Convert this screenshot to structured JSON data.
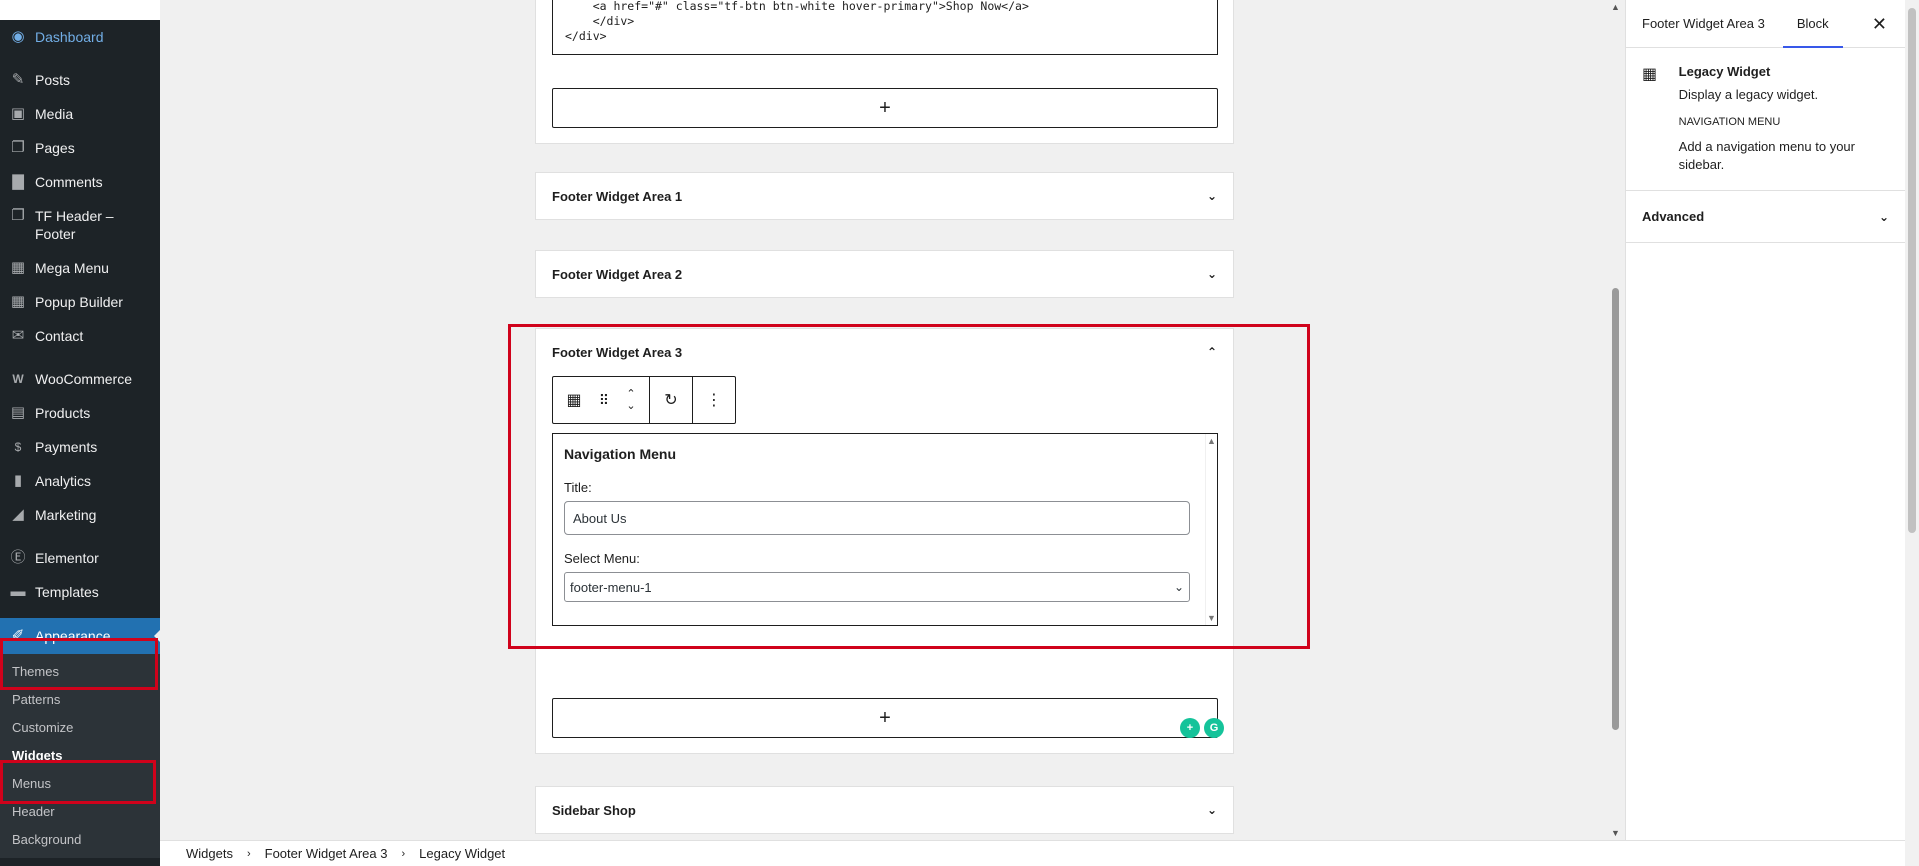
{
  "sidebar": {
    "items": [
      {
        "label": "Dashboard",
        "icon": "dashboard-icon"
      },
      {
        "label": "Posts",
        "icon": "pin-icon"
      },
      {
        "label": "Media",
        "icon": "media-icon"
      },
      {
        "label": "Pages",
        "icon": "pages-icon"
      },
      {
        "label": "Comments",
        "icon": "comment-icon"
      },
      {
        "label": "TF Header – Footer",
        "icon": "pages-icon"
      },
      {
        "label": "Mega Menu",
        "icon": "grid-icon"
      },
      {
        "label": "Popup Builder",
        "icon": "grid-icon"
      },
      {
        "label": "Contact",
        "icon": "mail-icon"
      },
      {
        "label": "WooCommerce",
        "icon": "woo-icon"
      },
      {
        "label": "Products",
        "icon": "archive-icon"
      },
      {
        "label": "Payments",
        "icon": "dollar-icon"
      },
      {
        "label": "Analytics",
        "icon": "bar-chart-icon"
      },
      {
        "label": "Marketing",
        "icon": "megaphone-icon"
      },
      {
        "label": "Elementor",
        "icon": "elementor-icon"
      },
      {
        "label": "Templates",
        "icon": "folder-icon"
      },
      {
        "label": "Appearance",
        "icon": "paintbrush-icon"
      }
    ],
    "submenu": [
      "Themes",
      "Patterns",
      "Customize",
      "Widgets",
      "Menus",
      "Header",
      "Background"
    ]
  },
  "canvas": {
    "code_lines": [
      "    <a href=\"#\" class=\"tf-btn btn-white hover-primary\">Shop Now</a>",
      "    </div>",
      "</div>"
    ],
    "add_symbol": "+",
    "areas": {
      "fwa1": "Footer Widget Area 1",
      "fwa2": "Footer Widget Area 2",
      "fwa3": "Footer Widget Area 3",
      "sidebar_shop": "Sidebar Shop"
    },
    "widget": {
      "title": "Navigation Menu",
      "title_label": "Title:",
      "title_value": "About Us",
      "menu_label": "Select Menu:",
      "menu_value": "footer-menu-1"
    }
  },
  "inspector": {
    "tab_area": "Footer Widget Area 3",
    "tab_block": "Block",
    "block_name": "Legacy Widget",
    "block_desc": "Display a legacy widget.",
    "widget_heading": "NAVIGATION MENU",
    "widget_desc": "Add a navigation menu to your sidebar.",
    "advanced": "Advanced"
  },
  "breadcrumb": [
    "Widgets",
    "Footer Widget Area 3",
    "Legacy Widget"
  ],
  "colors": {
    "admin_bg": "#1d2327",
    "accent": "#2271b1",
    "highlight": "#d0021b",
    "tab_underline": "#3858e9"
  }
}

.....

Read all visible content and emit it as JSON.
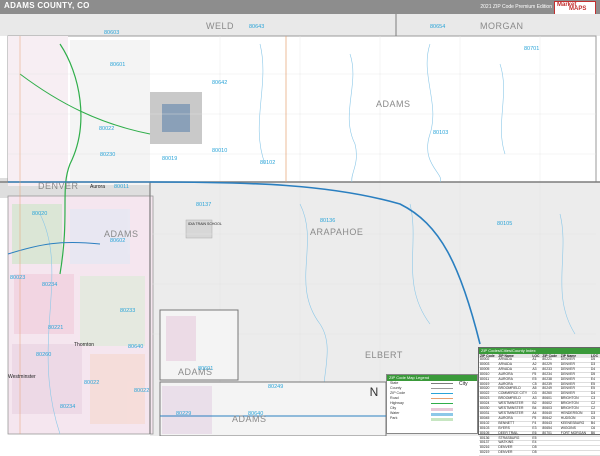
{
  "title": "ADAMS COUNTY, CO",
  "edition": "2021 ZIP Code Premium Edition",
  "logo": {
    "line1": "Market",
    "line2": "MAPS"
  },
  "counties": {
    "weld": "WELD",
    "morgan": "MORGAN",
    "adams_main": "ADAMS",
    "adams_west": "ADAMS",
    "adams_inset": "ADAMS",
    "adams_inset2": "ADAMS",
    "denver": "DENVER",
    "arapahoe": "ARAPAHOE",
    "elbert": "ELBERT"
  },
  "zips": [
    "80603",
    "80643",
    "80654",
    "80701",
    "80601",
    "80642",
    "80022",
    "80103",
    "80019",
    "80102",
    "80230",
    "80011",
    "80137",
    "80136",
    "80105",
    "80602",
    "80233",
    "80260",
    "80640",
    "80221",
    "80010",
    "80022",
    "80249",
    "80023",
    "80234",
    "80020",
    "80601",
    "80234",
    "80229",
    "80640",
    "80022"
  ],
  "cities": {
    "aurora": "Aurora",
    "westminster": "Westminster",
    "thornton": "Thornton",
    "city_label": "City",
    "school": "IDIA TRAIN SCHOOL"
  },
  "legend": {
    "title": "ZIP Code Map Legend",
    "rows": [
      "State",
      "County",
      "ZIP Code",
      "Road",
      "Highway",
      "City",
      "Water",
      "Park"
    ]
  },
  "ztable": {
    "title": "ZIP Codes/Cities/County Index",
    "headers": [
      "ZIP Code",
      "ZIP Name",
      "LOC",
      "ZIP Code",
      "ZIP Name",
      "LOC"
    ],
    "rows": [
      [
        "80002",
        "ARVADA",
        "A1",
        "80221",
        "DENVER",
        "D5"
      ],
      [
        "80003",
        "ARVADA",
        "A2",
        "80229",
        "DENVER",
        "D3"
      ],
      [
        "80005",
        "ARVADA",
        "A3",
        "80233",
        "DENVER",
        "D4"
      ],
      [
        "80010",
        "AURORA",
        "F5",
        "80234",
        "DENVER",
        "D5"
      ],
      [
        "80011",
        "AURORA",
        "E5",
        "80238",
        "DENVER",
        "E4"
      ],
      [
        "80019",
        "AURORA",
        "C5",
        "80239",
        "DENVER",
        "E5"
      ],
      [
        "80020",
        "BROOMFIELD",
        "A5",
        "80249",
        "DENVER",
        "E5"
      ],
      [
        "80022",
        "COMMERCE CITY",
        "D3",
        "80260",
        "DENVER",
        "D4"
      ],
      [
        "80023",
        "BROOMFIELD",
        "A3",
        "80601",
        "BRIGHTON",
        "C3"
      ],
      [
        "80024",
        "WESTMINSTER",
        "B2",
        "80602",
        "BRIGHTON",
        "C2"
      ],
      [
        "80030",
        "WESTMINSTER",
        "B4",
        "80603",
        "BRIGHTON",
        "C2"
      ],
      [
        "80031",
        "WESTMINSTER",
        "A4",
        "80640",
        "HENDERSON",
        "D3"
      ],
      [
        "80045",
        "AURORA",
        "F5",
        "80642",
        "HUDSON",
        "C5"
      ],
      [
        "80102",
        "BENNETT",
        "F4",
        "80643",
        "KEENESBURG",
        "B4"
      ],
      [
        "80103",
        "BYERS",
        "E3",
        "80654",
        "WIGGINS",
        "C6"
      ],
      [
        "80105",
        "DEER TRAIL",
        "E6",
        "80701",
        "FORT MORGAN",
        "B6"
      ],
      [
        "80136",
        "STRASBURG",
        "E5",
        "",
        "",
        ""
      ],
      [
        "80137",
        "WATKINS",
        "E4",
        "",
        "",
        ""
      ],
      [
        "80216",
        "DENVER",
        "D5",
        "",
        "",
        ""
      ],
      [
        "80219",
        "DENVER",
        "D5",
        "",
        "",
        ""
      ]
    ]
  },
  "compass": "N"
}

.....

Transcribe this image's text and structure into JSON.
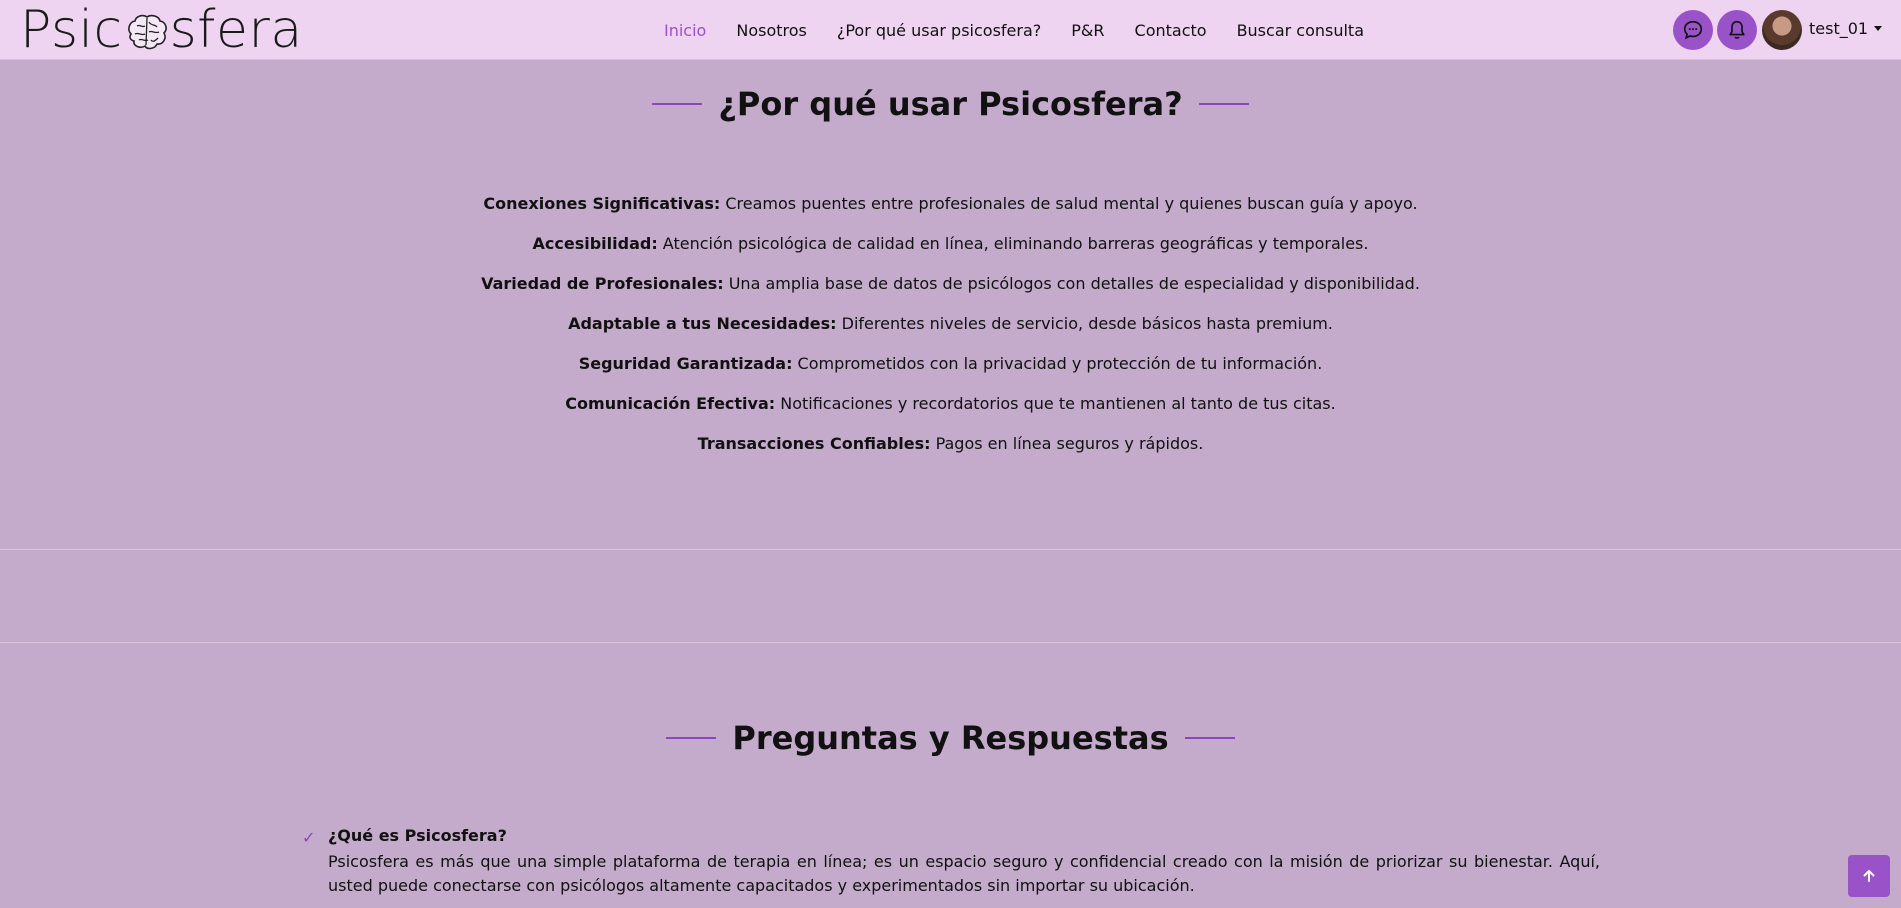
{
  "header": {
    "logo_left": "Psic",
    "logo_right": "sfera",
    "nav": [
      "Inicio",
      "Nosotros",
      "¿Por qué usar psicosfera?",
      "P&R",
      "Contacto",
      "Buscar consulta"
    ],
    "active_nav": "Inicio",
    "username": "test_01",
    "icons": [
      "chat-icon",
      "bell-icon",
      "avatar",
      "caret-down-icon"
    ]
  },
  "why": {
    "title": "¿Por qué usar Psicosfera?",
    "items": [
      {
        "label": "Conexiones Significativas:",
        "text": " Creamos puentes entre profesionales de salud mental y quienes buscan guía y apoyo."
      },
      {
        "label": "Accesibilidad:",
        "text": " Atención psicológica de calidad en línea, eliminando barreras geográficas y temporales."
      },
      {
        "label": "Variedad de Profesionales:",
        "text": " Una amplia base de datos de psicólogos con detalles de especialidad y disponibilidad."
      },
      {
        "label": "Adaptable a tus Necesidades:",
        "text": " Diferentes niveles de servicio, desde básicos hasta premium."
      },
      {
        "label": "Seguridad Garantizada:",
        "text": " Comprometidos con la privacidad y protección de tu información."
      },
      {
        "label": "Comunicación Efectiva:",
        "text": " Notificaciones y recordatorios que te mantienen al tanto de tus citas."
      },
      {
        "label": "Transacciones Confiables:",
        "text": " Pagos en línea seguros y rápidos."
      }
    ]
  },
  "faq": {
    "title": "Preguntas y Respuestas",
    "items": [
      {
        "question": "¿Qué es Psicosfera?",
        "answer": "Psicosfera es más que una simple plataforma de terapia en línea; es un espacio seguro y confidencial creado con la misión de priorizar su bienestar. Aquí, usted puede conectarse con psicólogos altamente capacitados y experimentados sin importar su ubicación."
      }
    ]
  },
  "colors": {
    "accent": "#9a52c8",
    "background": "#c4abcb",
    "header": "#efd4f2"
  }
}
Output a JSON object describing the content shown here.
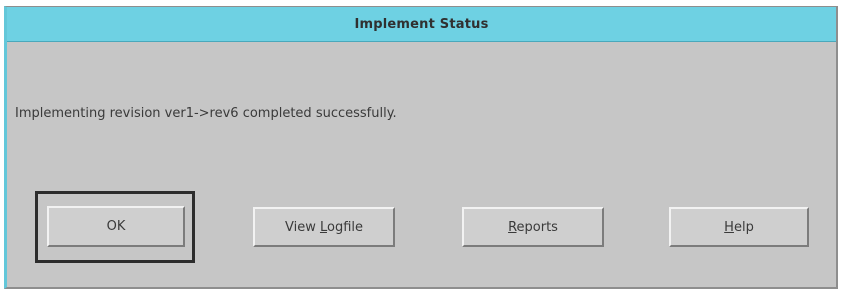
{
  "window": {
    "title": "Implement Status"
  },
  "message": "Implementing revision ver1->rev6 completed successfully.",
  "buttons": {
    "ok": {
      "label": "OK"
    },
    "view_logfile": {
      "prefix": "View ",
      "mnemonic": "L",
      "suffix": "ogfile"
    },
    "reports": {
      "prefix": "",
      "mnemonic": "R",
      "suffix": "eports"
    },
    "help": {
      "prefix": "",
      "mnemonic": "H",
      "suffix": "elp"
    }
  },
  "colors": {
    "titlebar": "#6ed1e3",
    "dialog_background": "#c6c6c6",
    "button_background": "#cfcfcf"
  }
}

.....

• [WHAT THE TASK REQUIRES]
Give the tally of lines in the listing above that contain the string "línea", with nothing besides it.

• [TASK ANSWER]
3